I am using heavy objects as my tokens as it happens to suit my needs (it's the root object of a given instance of a "form" in my app) and I've been trying to avoid refactoring all the calling code to get around this. All I did to make it work was replace Token in WeakActionAndToken with a WeakReference called WeakToken and everywhere where it's accessed just did the check (item.WeakToken != null && item.WeakToken.Target != null). I appreciate that I've brough this on myself to some degree as my token would keep the weak delegate reference alive too. Use a weak reference is no problem in this instance as long as you make sure you don't rely on the Messenger to keep your object alive.

 

Nov 7, 2013 at 2:23 AM
Hi,

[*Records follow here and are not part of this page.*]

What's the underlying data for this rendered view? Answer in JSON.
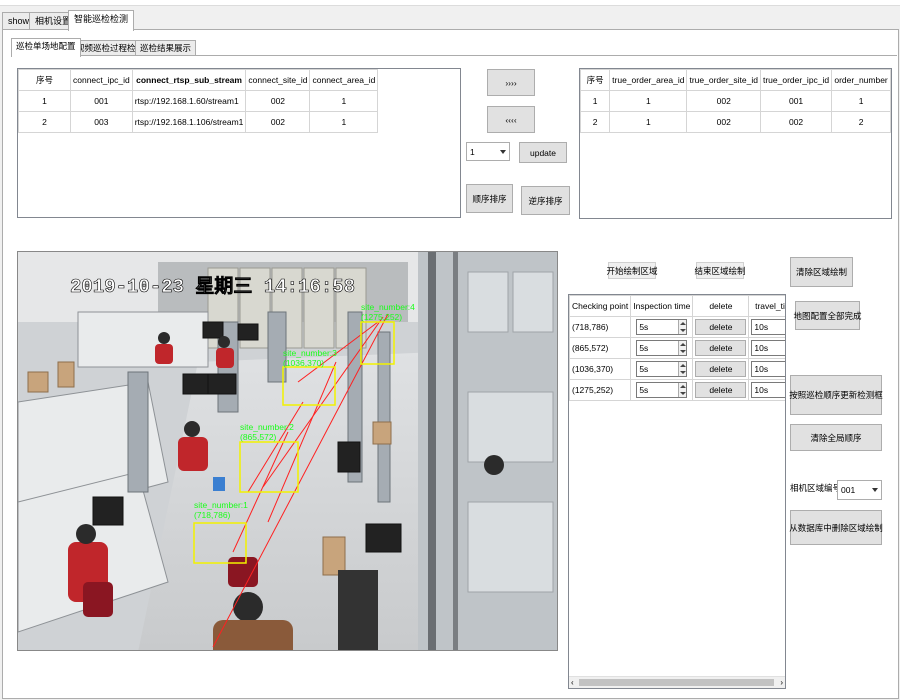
{
  "tabs": [
    "show",
    "相机设置",
    "智能巡检检测"
  ],
  "subtabs": [
    "巡检单场地配置",
    "视频巡检过程检验",
    "巡检结果展示"
  ],
  "left_table": {
    "headers": [
      "序号",
      "connect_ipc_id",
      "connect_rtsp_sub_stream",
      "connect_site_id",
      "connect_area_id"
    ],
    "rows": [
      [
        "1",
        "001",
        "rtsp://192.168.1.60/stream1",
        "002",
        "1"
      ],
      [
        "2",
        "003",
        "rtsp://192.168.1.106/stream1",
        "002",
        "1"
      ]
    ]
  },
  "right_table": {
    "headers": [
      "序号",
      "true_order_area_id",
      "true_order_site_id",
      "true_order_ipc_id",
      "order_number"
    ],
    "rows": [
      [
        "1",
        "1",
        "002",
        "001",
        "1"
      ],
      [
        "2",
        "1",
        "002",
        "002",
        "2"
      ]
    ]
  },
  "buttons": {
    "move_right": "››››",
    "move_left": "‹‹‹‹",
    "update": "update",
    "order_sort": "顺序排序",
    "reverse_sort": "逆序排序",
    "start_draw": "开始绘制区域",
    "end_draw": "结束区域绘制",
    "clear_draw": "清除区域绘制",
    "map_done": "地图配置全部完成",
    "update_by_order": "按照巡检顺序更新检测框",
    "clear_global_order": "清除全局顺序",
    "delete_from_db": "从数据库中删除区域绘制"
  },
  "select_value": "1",
  "camera_area_label": "相机区域编号：",
  "camera_area_value": "001",
  "video": {
    "timestamp": "2019-10-23  星期三  14:16:58",
    "sites": [
      {
        "name": "site_number:4",
        "coord": "(1275,252)"
      },
      {
        "name": "site_number:3",
        "coord": "(1036,370)"
      },
      {
        "name": "site_number:2",
        "coord": "(865,572)"
      },
      {
        "name": "site_number:1",
        "coord": "(718,786)"
      }
    ]
  },
  "checkpoints": {
    "headers": [
      "Checking point",
      "Inspection time",
      "delete",
      "travel_time"
    ],
    "rows": [
      {
        "point": "(718,786)",
        "time": "5s",
        "del": "delete",
        "travel": "10s"
      },
      {
        "point": "(865,572)",
        "time": "5s",
        "del": "delete",
        "travel": "10s"
      },
      {
        "point": "(1036,370)",
        "time": "5s",
        "del": "delete",
        "travel": "10s"
      },
      {
        "point": "(1275,252)",
        "time": "5s",
        "del": "delete",
        "travel": "10s"
      }
    ]
  },
  "colors": {
    "overlay_green": "#1aff1a",
    "box_yellow": "#f2f200",
    "path_red": "#ff2020"
  }
}
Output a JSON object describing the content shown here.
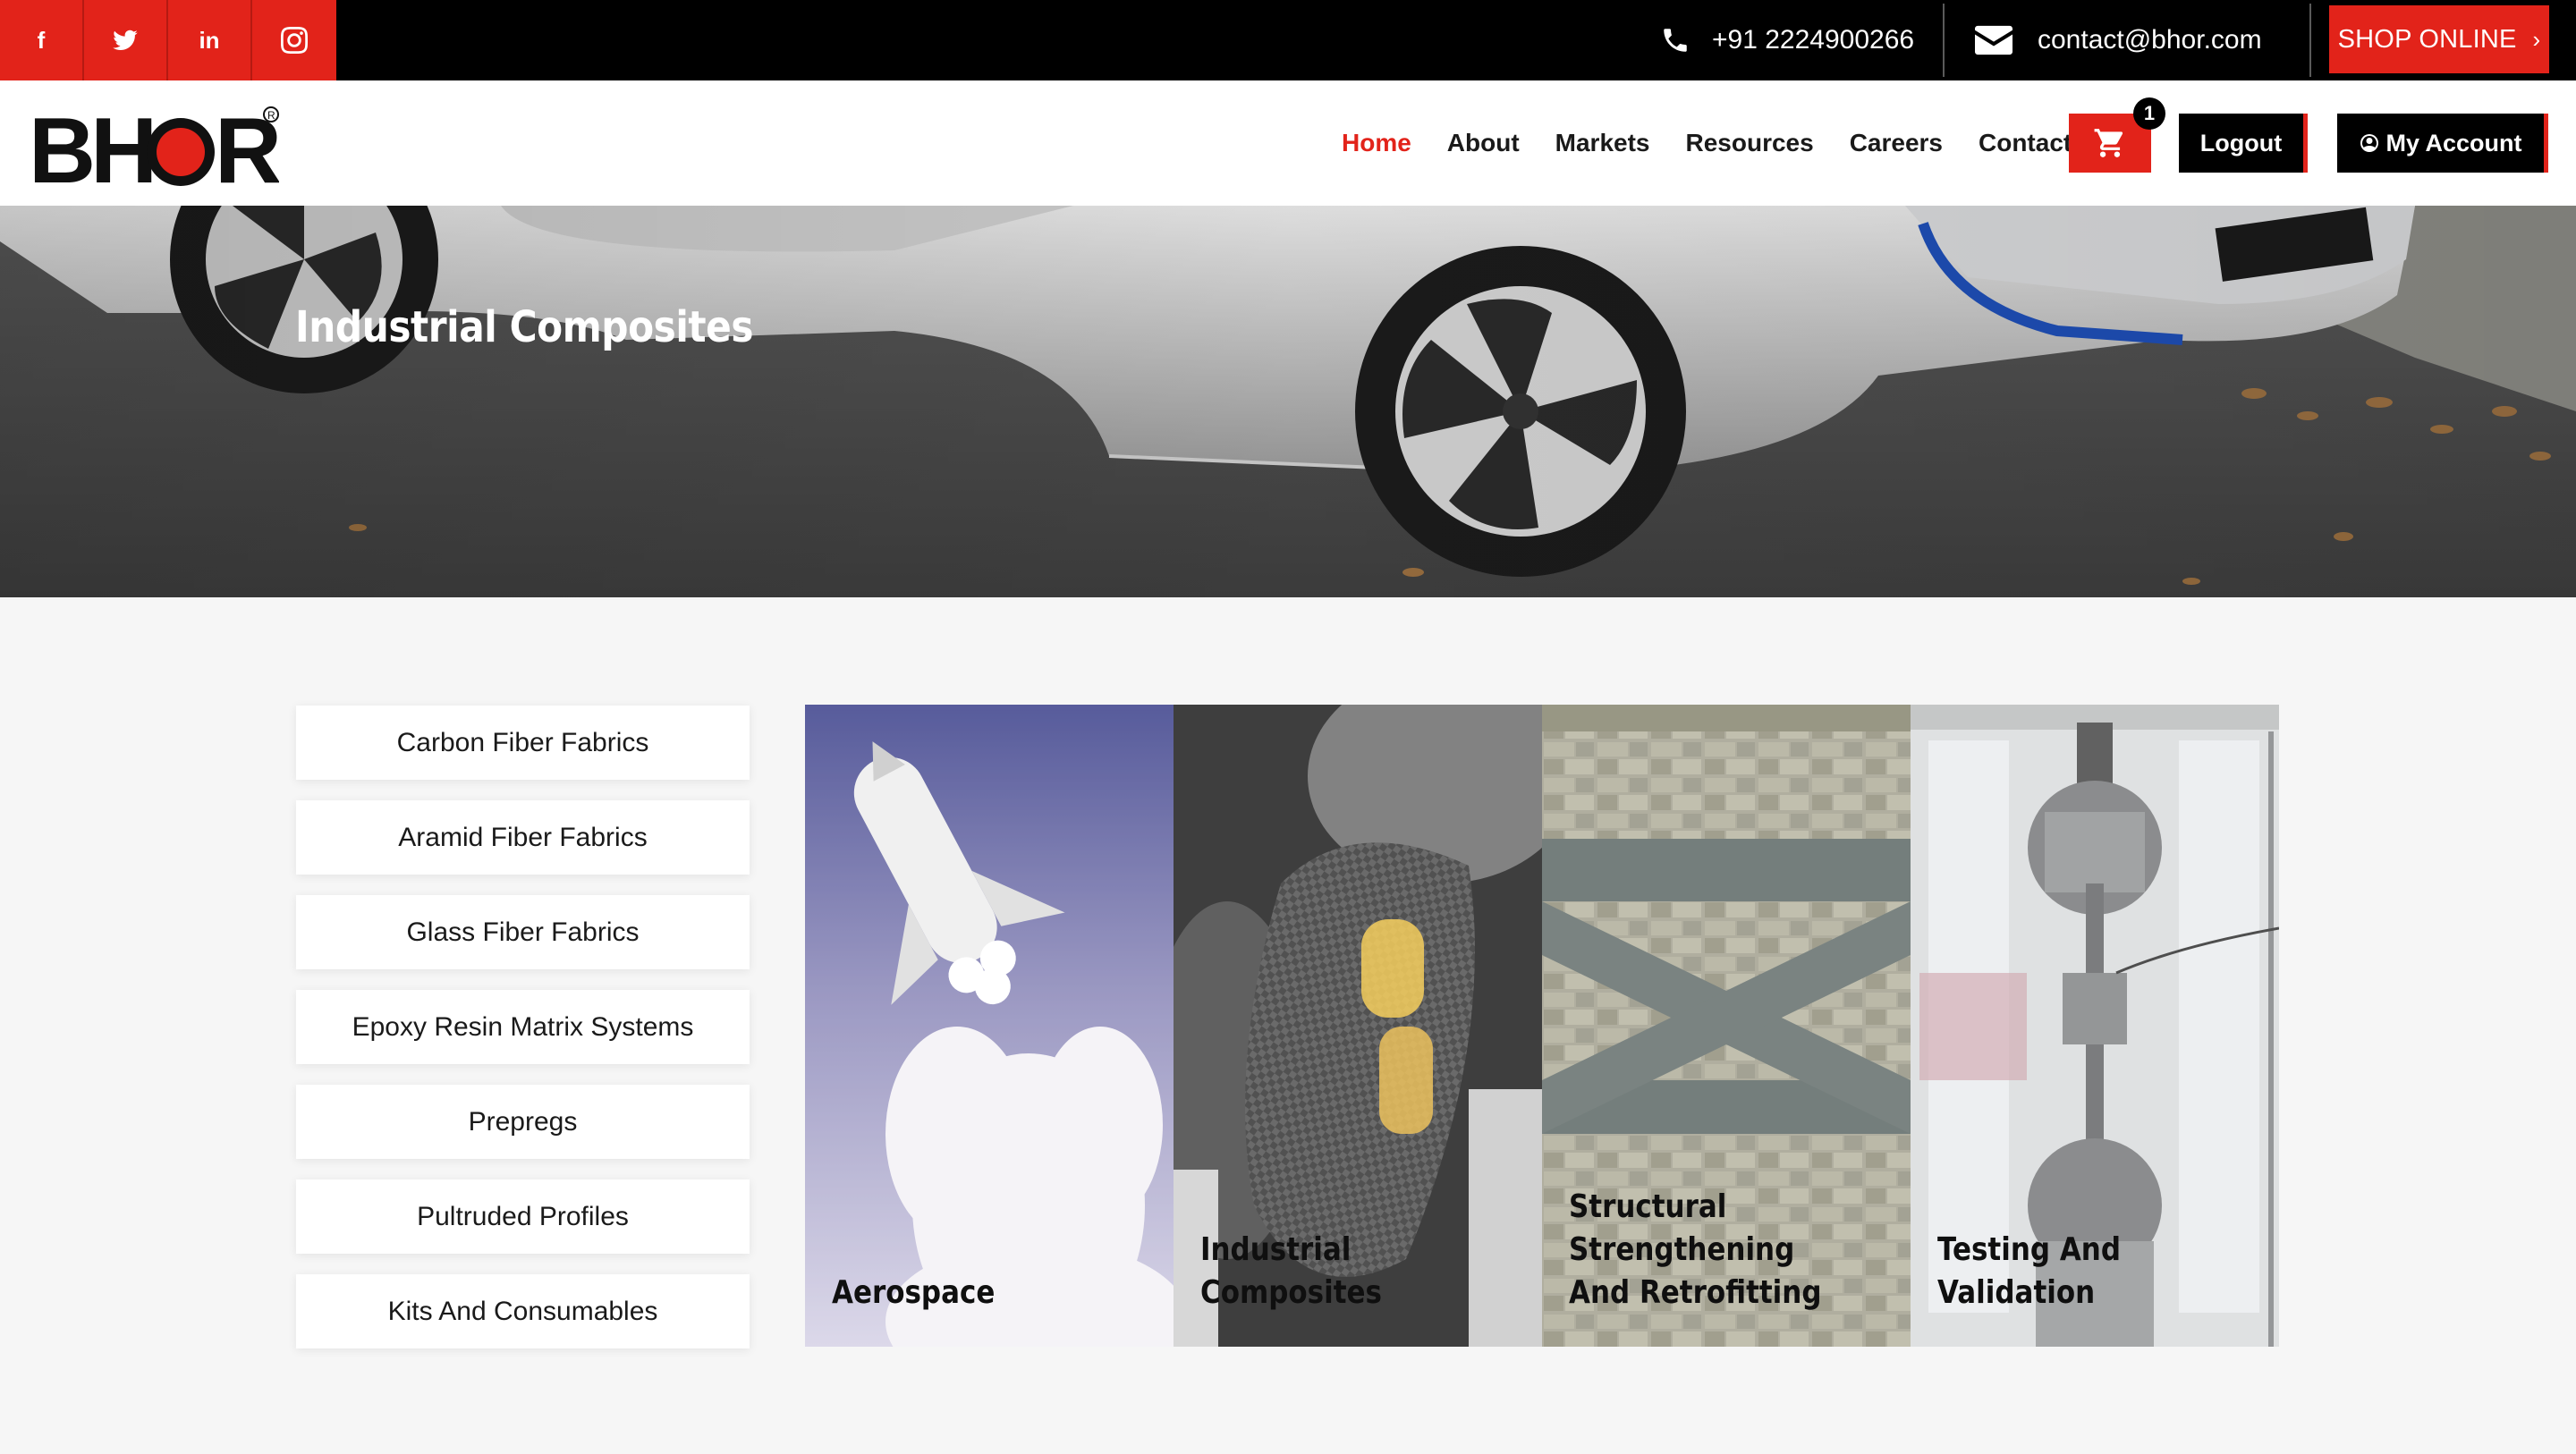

I've created an attached property for a Window that registers to receive a message and then closes the relevant window when it gets that message. This is done by registering a lambda expression as the callback in the static functions. In an older version (4.1.27.0) it caused the issue https://mvvmlight.codeplex.com/workitem/7579. I updated to the latest version (4.2.30.0) and now the message is never received because the Action is only referenced by the messaging library which holds it in a weak reference.

To demonstrate I reproduced the issue in a simple unit test:
using System;
using Microsoft.VisualStudio.TestTools.UnitTesting;
using GalaSoft.MvvmLight.Messaging;

namespace KiMe.Accounts.Testing
{
    class TestMessage
    {
    }

    class TestResult
    {
        public bool Called;

        public void Callback()
        {
            Called = true;
        }
    }

    [TestClass]
    public class MvvmLightTests
    {
        [TestMethod]
        public void MessengerWeakReferenceIssue()
        {
            var myReference = new TestResult();
            Register(myReference);

            GC.Collect();

            Messenger.Default.Send(new TestMessage());

            Assert.IsTrue(myReference.Called);
        }

        private static void Register(TestResult reference)
        {
            Messenger.Default.Register<TestMessage>(reference, (msg) => reference.Callback());
        }
    }
}
Reading this topic I guess that's the designed behaviour, but it's not particularly obvious in this use-case so I thought it might be worth mentioning.

Cheers,

Matt.
Nov 28, 2013 at 12:02 AM
Has this fix been included in the latest release?

Thanks,
Nathan